*TASK BRIEF*
The data is to be repeated exactly, with the images removed.

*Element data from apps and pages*
****
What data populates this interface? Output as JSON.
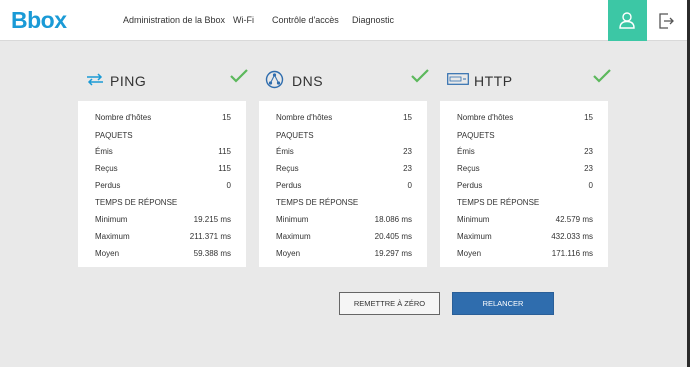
{
  "header": {
    "logo": "Bbox",
    "nav": [
      "Administration de la Bbox",
      "Wi-Fi",
      "Contrôle d'accès",
      "Diagnostic"
    ]
  },
  "accent_color": "#3cc7a5",
  "brand_color": "#1a9ad6",
  "sections": [
    {
      "title": "PING",
      "icon": "ping-arrows-icon",
      "status": "ok",
      "hosts_label": "Nombre d'hôtes",
      "hosts": "15",
      "packets_label": "PAQUETS",
      "sent_label": "Émis",
      "sent": "115",
      "received_label": "Reçus",
      "received": "115",
      "lost_label": "Perdus",
      "lost": "0",
      "response_label": "TEMPS DE RÉPONSE",
      "min_label": "Minimum",
      "min": "19.215 ms",
      "max_label": "Maximum",
      "max": "211.371 ms",
      "avg_label": "Moyen",
      "avg": "59.388 ms"
    },
    {
      "title": "DNS",
      "icon": "dns-network-icon",
      "status": "ok",
      "hosts_label": "Nombre d'hôtes",
      "hosts": "15",
      "packets_label": "PAQUETS",
      "sent_label": "Émis",
      "sent": "23",
      "received_label": "Reçus",
      "received": "23",
      "lost_label": "Perdus",
      "lost": "0",
      "response_label": "TEMPS DE RÉPONSE",
      "min_label": "Minimum",
      "min": "18.086 ms",
      "max_label": "Maximum",
      "max": "20.405 ms",
      "avg_label": "Moyen",
      "avg": "19.297 ms"
    },
    {
      "title": "HTTP",
      "icon": "http-browser-icon",
      "status": "ok",
      "hosts_label": "Nombre d'hôtes",
      "hosts": "15",
      "packets_label": "PAQUETS",
      "sent_label": "Émis",
      "sent": "23",
      "received_label": "Reçus",
      "received": "23",
      "lost_label": "Perdus",
      "lost": "0",
      "response_label": "TEMPS DE RÉPONSE",
      "min_label": "Minimum",
      "min": "42.579 ms",
      "max_label": "Maximum",
      "max": "432.033 ms",
      "avg_label": "Moyen",
      "avg": "171.116 ms"
    }
  ],
  "actions": {
    "reset_label": "REMETTRE À ZÉRO",
    "relaunch_label": "RELANCER"
  }
}
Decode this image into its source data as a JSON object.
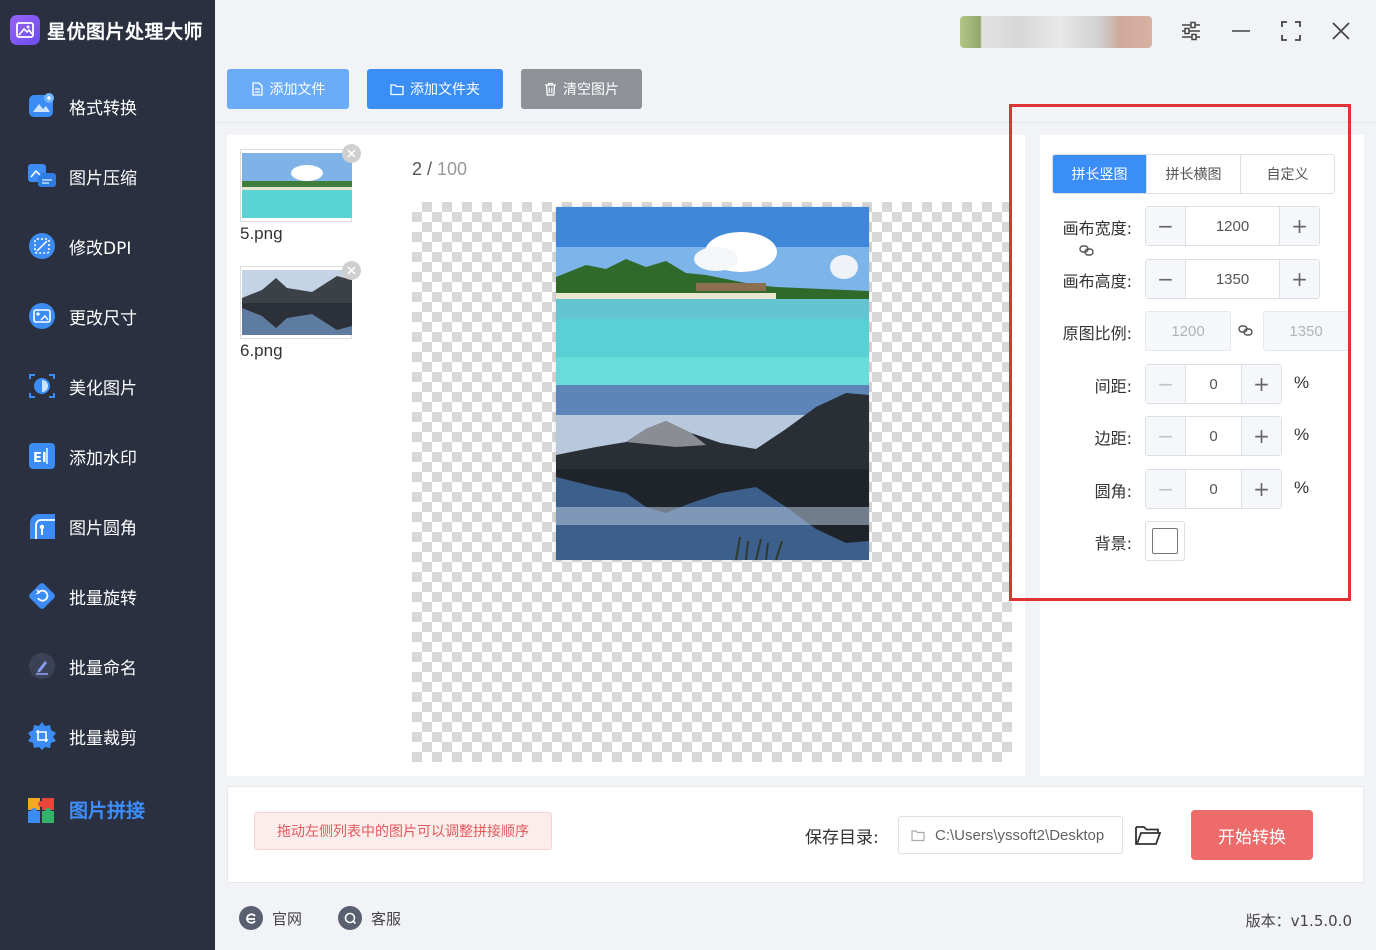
{
  "app": {
    "title": "星优图片处理大师"
  },
  "sidebar": {
    "items": [
      {
        "label": "格式转换",
        "icon": "image-convert-icon"
      },
      {
        "label": "图片压缩",
        "icon": "image-compress-icon"
      },
      {
        "label": "修改DPI",
        "icon": "dpi-icon"
      },
      {
        "label": "更改尺寸",
        "icon": "resize-icon"
      },
      {
        "label": "美化图片",
        "icon": "beautify-icon"
      },
      {
        "label": "添加水印",
        "icon": "watermark-icon"
      },
      {
        "label": "图片圆角",
        "icon": "round-corner-icon"
      },
      {
        "label": "批量旋转",
        "icon": "rotate-icon"
      },
      {
        "label": "批量命名",
        "icon": "rename-icon"
      },
      {
        "label": "批量裁剪",
        "icon": "crop-icon"
      },
      {
        "label": "图片拼接",
        "icon": "puzzle-icon",
        "active": true
      }
    ]
  },
  "toolbar": {
    "add_file": "添加文件",
    "add_folder": "添加文件夹",
    "clear": "清空图片"
  },
  "files": [
    {
      "name": "5.png"
    },
    {
      "name": "6.png"
    }
  ],
  "preview": {
    "current": "2",
    "separator": " / ",
    "total": "100"
  },
  "settings": {
    "tabs": [
      "拼长竖图",
      "拼长横图",
      "自定义"
    ],
    "active_tab": "拼长竖图",
    "canvas_width_label": "画布宽度:",
    "canvas_width": "1200",
    "canvas_height_label": "画布高度:",
    "canvas_height": "1350",
    "ratio_label": "原图比例:",
    "ratio_width": "1200",
    "ratio_height": "1350",
    "spacing_label": "间距:",
    "spacing": "0",
    "margin_label": "边距:",
    "margin": "0",
    "radius_label": "圆角:",
    "radius": "0",
    "percent": "%",
    "background_label": "背景:"
  },
  "bottom": {
    "hint": "拖动左侧列表中的图片可以调整拼接顺序",
    "save_label": "保存目录:",
    "save_path": "C:\\Users\\yssoft2\\Desktop",
    "start": "开始转换"
  },
  "footer": {
    "website": "官网",
    "support": "客服",
    "version": "版本：v1.5.0.0"
  },
  "colors": {
    "accent": "#3a8ef6",
    "sidebar_bg": "#2b3040",
    "start_button": "#ee6b6b",
    "highlight_border": "#e03232"
  }
}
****
*SOLUTION BELOW*
What data populates this interface? Output as JSON.
{
  "header": {
    "logo": "Bbox",
    "nav": [
      "Administration de la Bbox",
      "Wi-Fi",
      "Contrôle d'accès",
      "Diagnostic"
    ]
  },
  "accent_color": "#3cc7a5",
  "brand_color": "#1a9ad6",
  "sections": [
    {
      "title": "PING",
      "icon": "ping-arrows-icon",
      "status": "ok",
      "hosts_label": "Nombre d'hôtes",
      "hosts": "15",
      "packets_label": "PAQUETS",
      "sent_label": "Émis",
      "sent": "115",
      "received_label": "Reçus",
      "received": "115",
      "lost_label": "Perdus",
      "lost": "0",
      "response_label": "TEMPS DE RÉPONSE",
      "min_label": "Minimum",
      "min": "19.215 ms",
      "max_label": "Maximum",
      "max": "211.371 ms",
      "avg_label": "Moyen",
      "avg": "59.388 ms"
    },
    {
      "title": "DNS",
      "icon": "dns-network-icon",
      "status": "ok",
      "hosts_label": "Nombre d'hôtes",
      "hosts": "15",
      "packets_label": "PAQUETS",
      "sent_label": "Émis",
      "sent": "23",
      "received_label": "Reçus",
      "received": "23",
      "lost_label": "Perdus",
      "lost": "0",
      "response_label": "TEMPS DE RÉPONSE",
      "min_label": "Minimum",
      "min": "18.086 ms",
      "max_label": "Maximum",
      "max": "20.405 ms",
      "avg_label": "Moyen",
      "avg": "19.297 ms"
    },
    {
      "title": "HTTP",
      "icon": "http-browser-icon",
      "status": "ok",
      "hosts_label": "Nombre d'hôtes",
      "hosts": "15",
      "packets_label": "PAQUETS",
      "sent_label": "Émis",
      "sent": "23",
      "received_label": "Reçus",
      "received": "23",
      "lost_label": "Perdus",
      "lost": "0",
      "response_label": "TEMPS DE RÉPONSE",
      "min_label": "Minimum",
      "min": "42.579 ms",
      "max_label": "Maximum",
      "max": "432.033 ms",
      "avg_label": "Moyen",
      "avg": "171.116 ms"
    }
  ],
  "actions": {
    "reset_label": "REMETTRE À ZÉRO",
    "relaunch_label": "RELANCER"
  }
}
Decode this image into its source data as a JSON object.
{
  "app": {
    "title": "星优图片处理大师"
  },
  "sidebar": {
    "items": [
      {
        "label": "格式转换",
        "icon": "image-convert-icon"
      },
      {
        "label": "图片压缩",
        "icon": "image-compress-icon"
      },
      {
        "label": "修改DPI",
        "icon": "dpi-icon"
      },
      {
        "label": "更改尺寸",
        "icon": "resize-icon"
      },
      {
        "label": "美化图片",
        "icon": "beautify-icon"
      },
      {
        "label": "添加水印",
        "icon": "watermark-icon"
      },
      {
        "label": "图片圆角",
        "icon": "round-corner-icon"
      },
      {
        "label": "批量旋转",
        "icon": "rotate-icon"
      },
      {
        "label": "批量命名",
        "icon": "rename-icon"
      },
      {
        "label": "批量裁剪",
        "icon": "crop-icon"
      },
      {
        "label": "图片拼接",
        "icon": "puzzle-icon",
        "active": true
      }
    ]
  },
  "toolbar": {
    "add_file": "添加文件",
    "add_folder": "添加文件夹",
    "clear": "清空图片"
  },
  "files": [
    {
      "name": "5.png"
    },
    {
      "name": "6.png"
    }
  ],
  "preview": {
    "current": "2",
    "separator": " / ",
    "total": "100"
  },
  "settings": {
    "tabs": [
      "拼长竖图",
      "拼长横图",
      "自定义"
    ],
    "active_tab": "拼长竖图",
    "canvas_width_label": "画布宽度:",
    "canvas_width": "1200",
    "canvas_height_label": "画布高度:",
    "canvas_height": "1350",
    "ratio_label": "原图比例:",
    "ratio_width": "1200",
    "ratio_height": "1350",
    "spacing_label": "间距:",
    "spacing": "0",
    "margin_label": "边距:",
    "margin": "0",
    "radius_label": "圆角:",
    "radius": "0",
    "percent": "%",
    "background_label": "背景:"
  },
  "bottom": {
    "hint": "拖动左侧列表中的图片可以调整拼接顺序",
    "save_label": "保存目录:",
    "save_path": "C:\\Users\\yssoft2\\Desktop",
    "start": "开始转换"
  },
  "footer": {
    "website": "官网",
    "support": "客服",
    "version": "版本：v1.5.0.0"
  },
  "colors": {
    "accent": "#3a8ef6",
    "sidebar_bg": "#2b3040",
    "start_button": "#ee6b6b",
    "highlight_border": "#e03232"
  }
}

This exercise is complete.